-- Opening Marker --

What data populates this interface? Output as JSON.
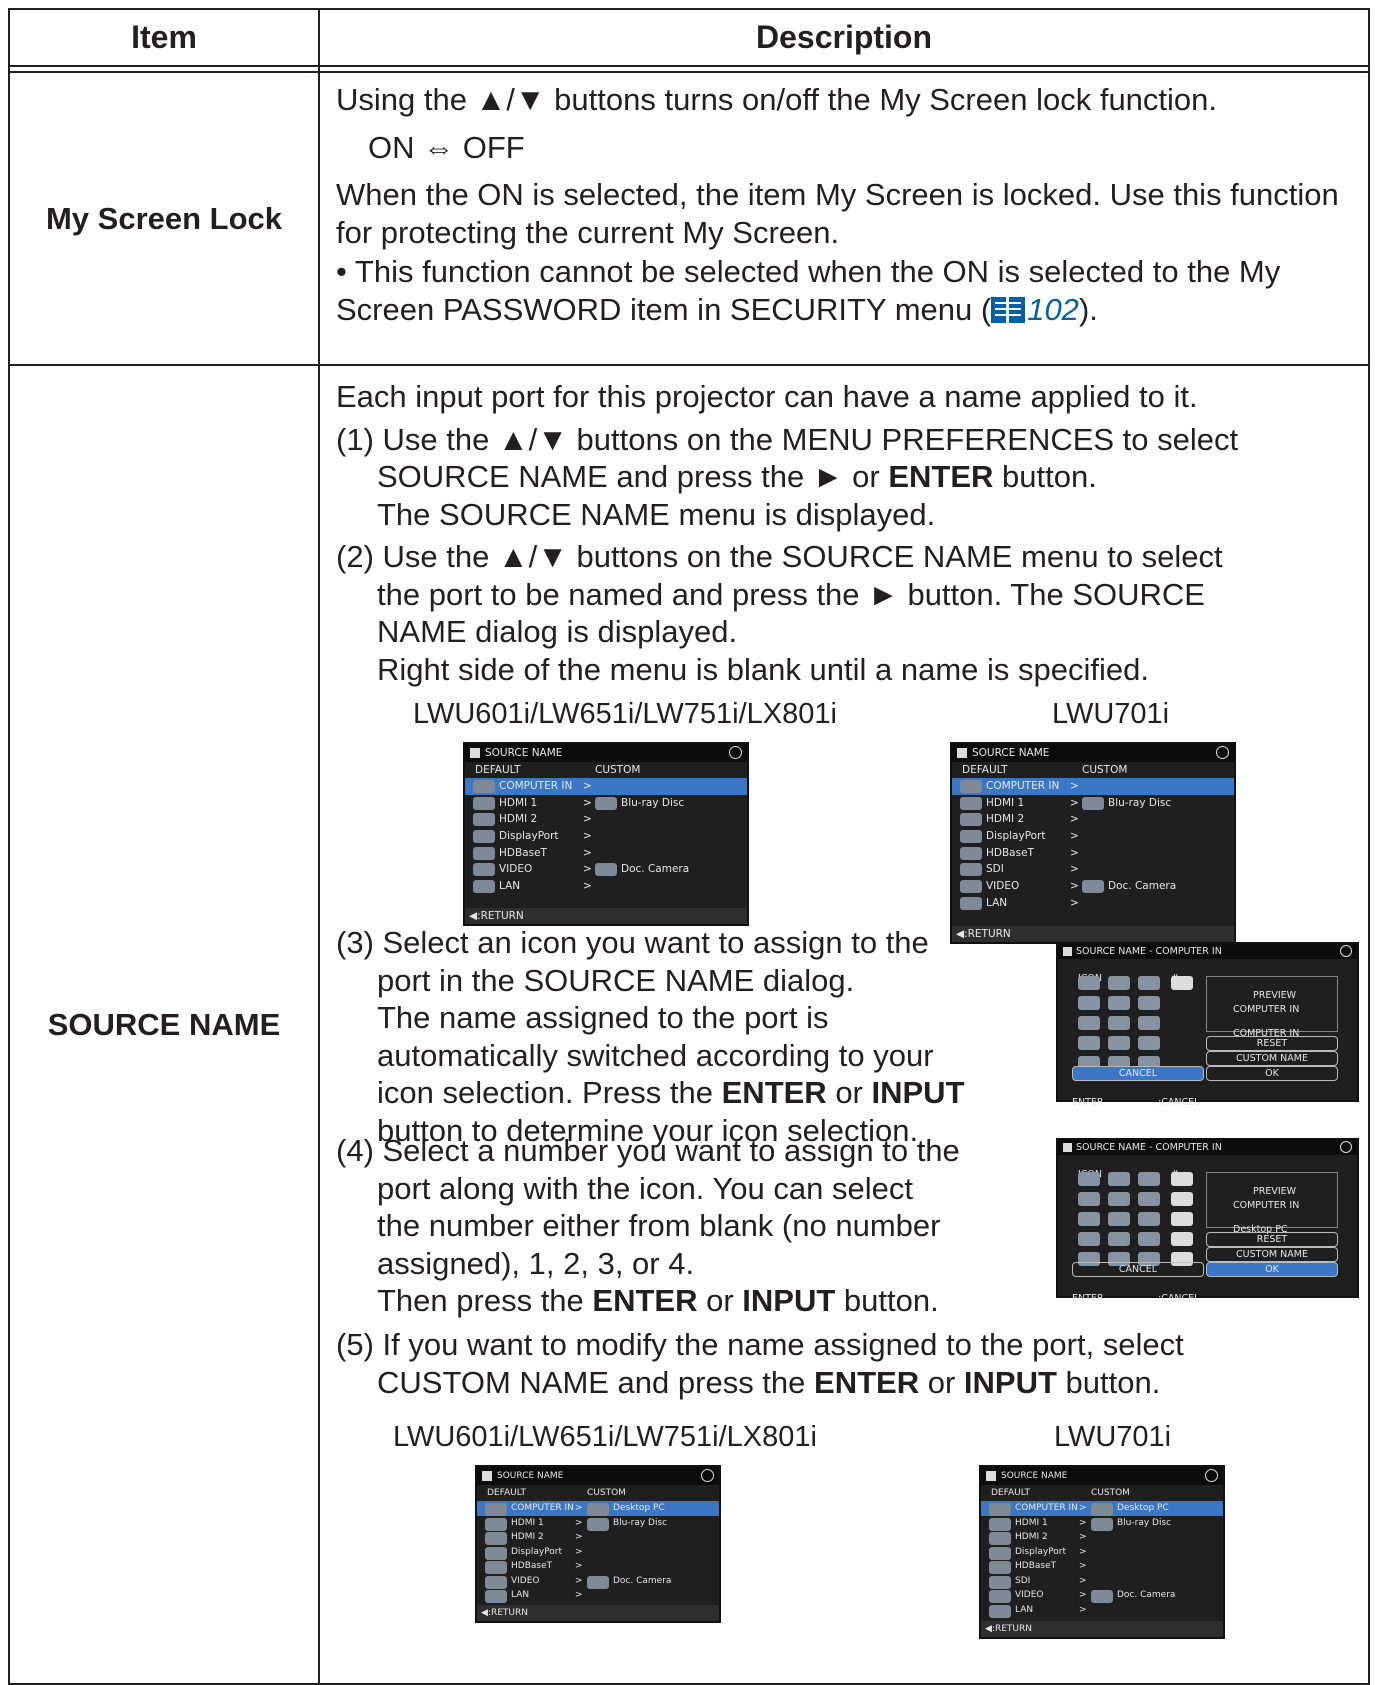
{
  "header": {
    "item": "Item",
    "description": "Description"
  },
  "lock": {
    "item": "My Screen Lock",
    "line1": "Using the ▲/▼ buttons turns on/off the My Screen lock function.",
    "line2": "ON ⇔ OFF",
    "para": "When the ON is selected, the item My Screen is locked. Use this function for protecting the current My Screen.",
    "bullet_a": "• This function cannot be selected when the ON is selected to the My Screen PASSWORD item in SECURITY menu (",
    "ref": "102",
    "bullet_b": ")."
  },
  "source": {
    "item": "SOURCE NAME",
    "intro": "Each input port for this projector can have a name applied to it.",
    "s1a": "(1) Use the ▲/▼ buttons on the MENU PREFERENCES to select",
    "s1b": "SOURCE NAME and press the ► or ",
    "enter": "ENTER",
    "s1c": " button.",
    "s1d": "The SOURCE NAME menu is displayed.",
    "s2a": "(2) Use the ▲/▼ buttons on the SOURCE NAME menu to select",
    "s2b": "the port to be named and press the ► button. The SOURCE",
    "s2c": "NAME dialog is displayed.",
    "s2d": "Right side of the menu is blank until a name is specified.",
    "model_a": "LWU601i/LW651i/LW751i/LX801i",
    "model_b": "LWU701i",
    "s3a": "(3) Select an icon you want to assign to the",
    "s3b": "port in the SOURCE NAME dialog.",
    "s3c": "The name assigned to the port is",
    "s3d": "automatically switched according to your",
    "s3e": "icon selection. Press the ",
    "or": " or ",
    "input": "INPUT",
    "s3f": "button to determine your icon selection.",
    "s4a": "(4) Select a number you want to assign to the",
    "s4b": "port along with the icon. You can select",
    "s4c": "the number either from blank (no number",
    "s4d": "assigned), 1, 2, 3, or 4.",
    "s4e": "Then press the ",
    "button_end": " button.",
    "s5a": "(5) If you want to modify the name assigned to the port, select",
    "s5b": "CUSTOM NAME and press the "
  },
  "screens": {
    "title": "SOURCE NAME",
    "default": "DEFAULT",
    "custom": "CUSTOM",
    "return": "◀:RETURN",
    "ports_a": [
      "COMPUTER IN",
      "HDMI 1",
      "HDMI 2",
      "DisplayPort",
      "HDBaseT",
      "VIDEO",
      "LAN"
    ],
    "ports_b": [
      "COMPUTER IN",
      "HDMI 1",
      "HDMI 2",
      "DisplayPort",
      "HDBaseT",
      "SDI",
      "VIDEO",
      "LAN"
    ],
    "arrow": ">",
    "bluray": "Blu-ray Disc",
    "doccam": "Doc. Camera",
    "desktop": "Desktop PC",
    "dlg_title": "SOURCE NAME - COMPUTER IN",
    "icon": "ICON",
    "hash": "#",
    "preview": "PREVIEW",
    "computer_in": "COMPUTER IN",
    "reset": "RESET",
    "custom_name": "CUSTOM NAME",
    "cancel": "CANCEL",
    "ok": "OK",
    "enter_key": "ENTER",
    "cancel_key": ":CANCEL"
  }
}
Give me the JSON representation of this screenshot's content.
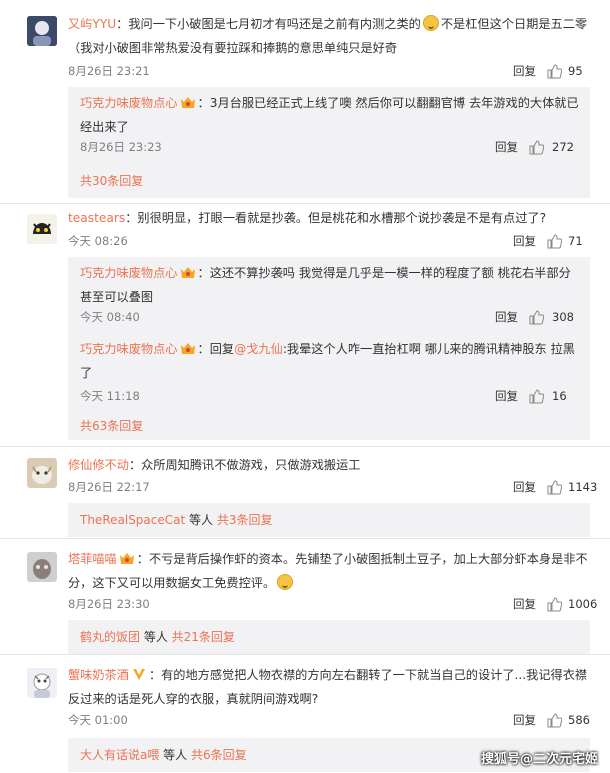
{
  "comments": [
    {
      "user": "又屿YYU",
      "sep": "：",
      "text": "我问一下小破图是七月初才有吗还是之前有内测之类的",
      "text2": "不是杠但这个日期是五二零（我对小破图非常热爱没有要拉踩和捧鹅的意思单纯只是好奇",
      "time": "8月26日 23:21",
      "reply": "回复",
      "likes": "95",
      "subs": [
        {
          "user": "巧克力味废物点心",
          "sep": "：",
          "text": "3月台服已经正式上线了噢 然后你可以翻翻官博 去年游戏的大体就已经出来了",
          "time": "8月26日 23:23",
          "reply": "回复",
          "likes": "272"
        }
      ],
      "more": "共30条回复"
    },
    {
      "user": "teastears",
      "sep": "：",
      "text": "别很明显，打眼一看就是抄袭。但是桃花和水槽那个说抄袭是不是有点过了?",
      "time": "今天 08:26",
      "reply": "回复",
      "likes": "71",
      "subs": [
        {
          "user": "巧克力味废物点心",
          "sep": "：",
          "text": "这还不算抄袭吗 我觉得是几乎是一模一样的程度了额 桃花右半部分甚至可以叠图",
          "time": "今天 08:40",
          "reply": "回复",
          "likes": "308"
        },
        {
          "user": "巧克力味废物点心",
          "sep": "：",
          "prefix": "回复",
          "mention": "@戈九仙",
          "text": ":我晕这个人咋一直抬杠啊 哪儿来的腾讯精神股东 拉黑了",
          "time": "今天 11:18",
          "reply": "回复",
          "likes": "16"
        }
      ],
      "more": "共63条回复"
    },
    {
      "user": "修仙修不动",
      "sep": "：",
      "text": "众所周知腾讯不做游戏，只做游戏搬运工",
      "time": "8月26日 22:17",
      "reply": "回复",
      "likes": "1143",
      "more_user": "TheRealSpaceCat",
      "more_plain": " 等人 ",
      "more": "共3条回复"
    },
    {
      "user": "塔菲喵喵",
      "sep": "：",
      "text": "不亏是背后操作虾的资本。先铺垫了小破图抵制土豆子，加上大部分虾本身是非不分，这下又可以用数据女工免费控评。",
      "time": "8月26日 23:30",
      "reply": "回复",
      "likes": "1006",
      "more_user": "鹤丸的饭团",
      "more_plain": " 等人 ",
      "more": "共21条回复"
    },
    {
      "user": "蟹味奶茶酒",
      "sep": "：",
      "text": "有的地方感觉把人物衣襟的方向左右翻转了一下就当自己的设计了...我记得衣襟反过来的话是死人穿的衣服，真就阴间游戏啊?",
      "time": "今天 01:00",
      "reply": "回复",
      "likes": "586",
      "more_user": "大人有话说a喂",
      "more_plain": " 等人 ",
      "more": "共6条回复"
    }
  ],
  "watermark": "搜狐号@二次元宅姬"
}
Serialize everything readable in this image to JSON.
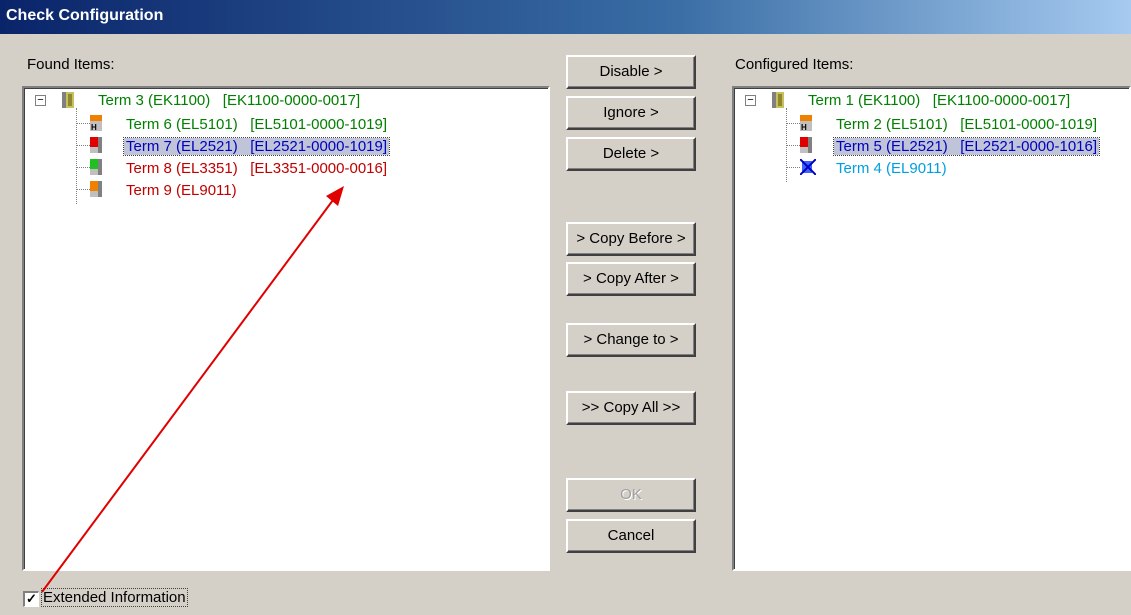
{
  "window": {
    "title": "Check Configuration"
  },
  "found": {
    "label": "Found Items:",
    "items": [
      {
        "name": "Term 3 (EK1100)",
        "id": "[EK1100-0000-0017]"
      },
      {
        "name": "Term 6 (EL5101)",
        "id": "[EL5101-0000-1019]"
      },
      {
        "name": "Term 7 (EL2521)",
        "id": "[EL2521-0000-1019]"
      },
      {
        "name": "Term 8 (EL3351)",
        "id": "[EL3351-0000-0016]"
      },
      {
        "name": "Term 9 (EL9011)",
        "id": ""
      }
    ]
  },
  "configured": {
    "label": "Configured Items:",
    "items": [
      {
        "name": "Term 1 (EK1100)",
        "id": "[EK1100-0000-0017]"
      },
      {
        "name": "Term 2 (EL5101)",
        "id": "[EL5101-0000-1019]"
      },
      {
        "name": "Term 5 (EL2521)",
        "id": "[EL2521-0000-1016]"
      },
      {
        "name": "Term 4 (EL9011)",
        "id": ""
      }
    ]
  },
  "buttons": {
    "disable": "Disable >",
    "ignore": "Ignore >",
    "delete": "Delete >",
    "copy_before": "> Copy Before >",
    "copy_after": "> Copy After >",
    "change_to": "> Change to >",
    "copy_all": ">> Copy All >>",
    "ok": "OK",
    "cancel": "Cancel"
  },
  "extended": {
    "label": "Extended Information",
    "checked": true,
    "mark": "✓"
  },
  "colors": {
    "match": "#008000",
    "mismatch": "#c00000",
    "selected": "#0000c0",
    "missing": "#00a0e0",
    "annotation_arrow": "#e00000"
  }
}
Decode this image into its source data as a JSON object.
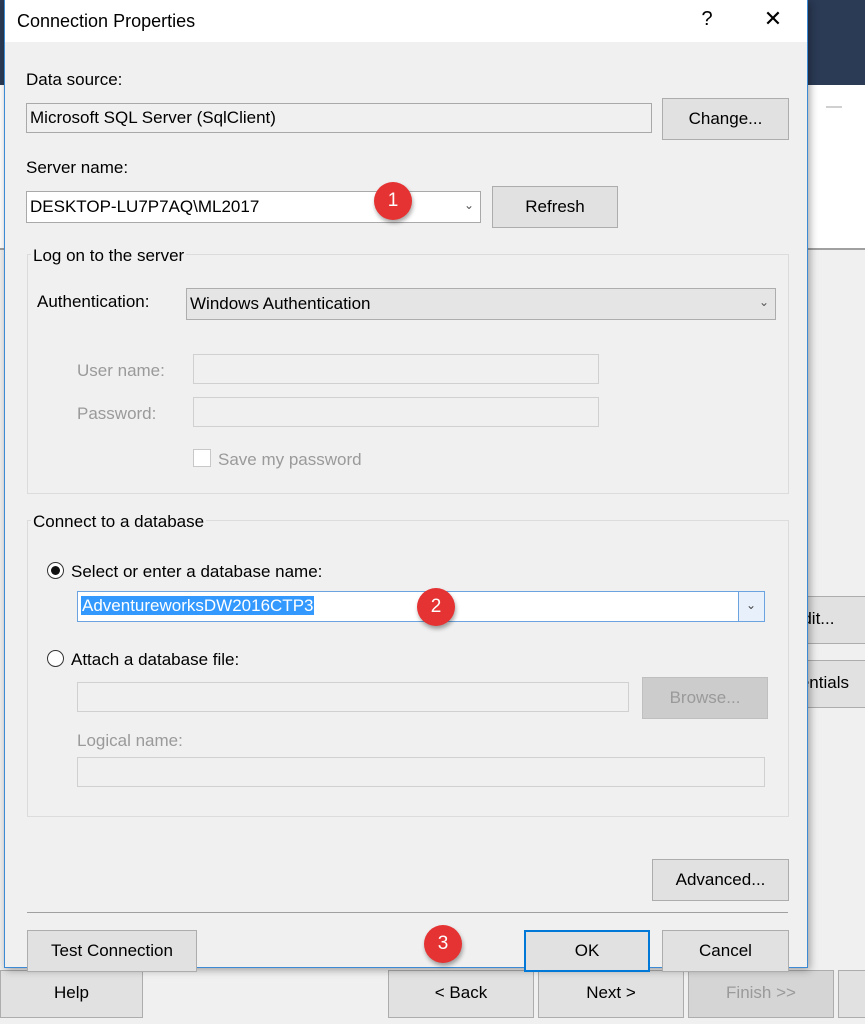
{
  "dialog": {
    "title": "Connection Properties",
    "help_glyph": "?",
    "close_glyph": "✕"
  },
  "data_source": {
    "label": "Data source:",
    "value": "Microsoft SQL Server (SqlClient)",
    "change_button": "Change..."
  },
  "server": {
    "label": "Server name:",
    "value": "DESKTOP-LU7P7AQ\\ML2017",
    "refresh_button": "Refresh"
  },
  "logon": {
    "group_title": "Log on to the server",
    "auth_label": "Authentication:",
    "auth_value": "Windows Authentication",
    "username_label": "User name:",
    "username_value": "",
    "password_label": "Password:",
    "password_value": "",
    "save_password_label": "Save my password",
    "save_password_checked": false
  },
  "database": {
    "group_title": "Connect to a database",
    "select_option_label": "Select or enter a database name:",
    "select_option_checked": true,
    "database_name": "AdventureworksDW2016CTP3",
    "attach_option_label": "Attach a database file:",
    "attach_option_checked": false,
    "attach_file_value": "",
    "browse_button": "Browse...",
    "logical_name_label": "Logical name:",
    "logical_name_value": ""
  },
  "footer": {
    "advanced_button": "Advanced...",
    "test_connection_button": "Test Connection",
    "ok_button": "OK",
    "cancel_button": "Cancel"
  },
  "annotations": {
    "badge_1": "1",
    "badge_2": "2",
    "badge_3": "3",
    "badge_color": "#e53232"
  },
  "background_window": {
    "edit_button": "Edit...",
    "credentials_button": "Credentials",
    "help_button": "Help",
    "back_button": "< Back",
    "next_button": "Next >",
    "finish_button": "Finish >>"
  },
  "colors": {
    "accent": "#0078d7",
    "selection": "#3399ff",
    "header_dark": "#2b3a55"
  }
}
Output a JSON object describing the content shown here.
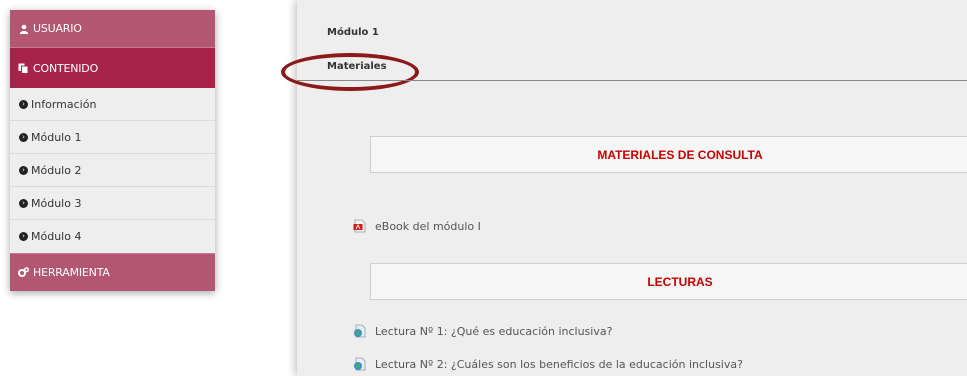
{
  "sidebar": {
    "user_label": "USUARIO",
    "content_label": "CONTENIDO",
    "items": [
      {
        "label": "Información"
      },
      {
        "label": "Módulo 1"
      },
      {
        "label": "Módulo 2"
      },
      {
        "label": "Módulo 3"
      },
      {
        "label": "Módulo 4"
      }
    ],
    "tools_label": "HERRAMIENTA",
    "icons": {
      "user": "user-icon",
      "content": "copy-icon",
      "item": "chevron-circle-right-icon",
      "tools": "cogs-icon"
    }
  },
  "main": {
    "breadcrumb": "Módulo 1",
    "active_tab": "Materiales",
    "sections": {
      "consulta_title": "MATERIALES DE CONSULTA",
      "lecturas_title": "LECTURAS"
    },
    "resources": {
      "ebook": "eBook del módulo I",
      "reading_1": "Lectura Nº 1: ¿Qué es educación inclusiva?",
      "reading_2": "Lectura Nº 2: ¿Cuáles son los beneficios de la educación inclusiva?"
    }
  },
  "colors": {
    "sidebar_header": "#b35671",
    "sidebar_active": "#a8234a",
    "section_title": "#c40000",
    "highlight_oval": "#8b1a1a"
  }
}
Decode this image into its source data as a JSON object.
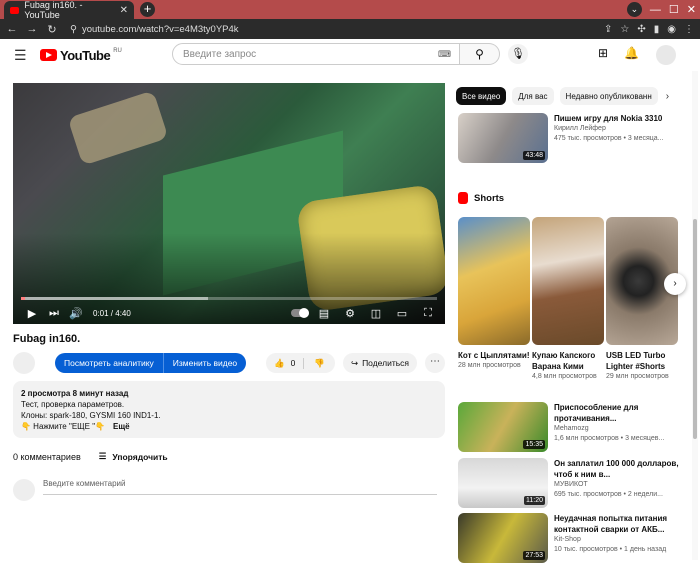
{
  "browser": {
    "tab_title": "Fubag in160. - YouTube",
    "tab_close": "✕",
    "new_tab": "+",
    "url": "youtube.com/watch?v=e4M3ty0YP4k",
    "chevron": "⌄"
  },
  "header": {
    "logo_text": "YouTube",
    "logo_region": "RU",
    "search_placeholder": "Введите запрос"
  },
  "player": {
    "time": "0:01 / 4:40",
    "progress_fraction": 0.004,
    "buffer_fraction": 0.45
  },
  "video": {
    "title": "Fubag in160.",
    "analytics_button": "Посмотреть аналитику",
    "edit_button": "Изменить видео",
    "likes": "0",
    "share_label": "Поделиться",
    "more_glyph": "⋯"
  },
  "description": {
    "meta": "2 просмотра  8 минут назад",
    "line1": "Тест, проверка параметров.",
    "line2": "Клоны: spark-180, GYSMI 160 IND1-1.",
    "line3": "👇 Нажмите \"ЕЩЕ \"👇",
    "more": "Ещё"
  },
  "comments": {
    "count": "0 комментариев",
    "sort": "Упорядочить",
    "placeholder": "Введите комментарий"
  },
  "chips": [
    "Все видео",
    "Для вас",
    "Недавно опубликованн"
  ],
  "recommendations_top": {
    "title": "Пишем игру для Nokia 3310",
    "channel": "Кирилл Лейфер",
    "meta": "475 тыс. просмотров • 3 месяца...",
    "duration": "43:48"
  },
  "shorts": {
    "label": "Shorts",
    "items": [
      {
        "title": "Кот с Цыплятами!",
        "views": "28 млн просмотров"
      },
      {
        "title": "Купаю Капского Варана Кими",
        "views": "4,8 млн просмотров"
      },
      {
        "title": "USB LED Turbo Lighter #Shorts",
        "views": "29 млн просмотров"
      }
    ]
  },
  "recommendations": [
    {
      "title": "Приспособление для протачивания...",
      "channel": "Mehamozg",
      "meta": "1,6 млн просмотров • 3 месяцев...",
      "duration": "15:35"
    },
    {
      "title": "Он заплатил 100 000 долларов, чтоб к ним в...",
      "channel": "МУВИКОТ",
      "meta": "695 тыс. просмотров • 2 недели...",
      "duration": "11:20"
    },
    {
      "title": "Неудачная попытка питания контактной сварки от АКБ...",
      "channel": "Kit-Shop",
      "meta": "10 тыс. просмотров • 1 день назад",
      "duration": "27:53"
    }
  ],
  "colors": {
    "brand_red": "#ff0000",
    "accent_blue": "#065fd4",
    "browser_frame": "#b44b4b"
  }
}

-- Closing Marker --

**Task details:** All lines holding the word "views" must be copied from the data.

**Response:**
        "views": "28 млн просмотров"
        "views": "4,8 млн просмотров"
        "views": "29 млн просмотров"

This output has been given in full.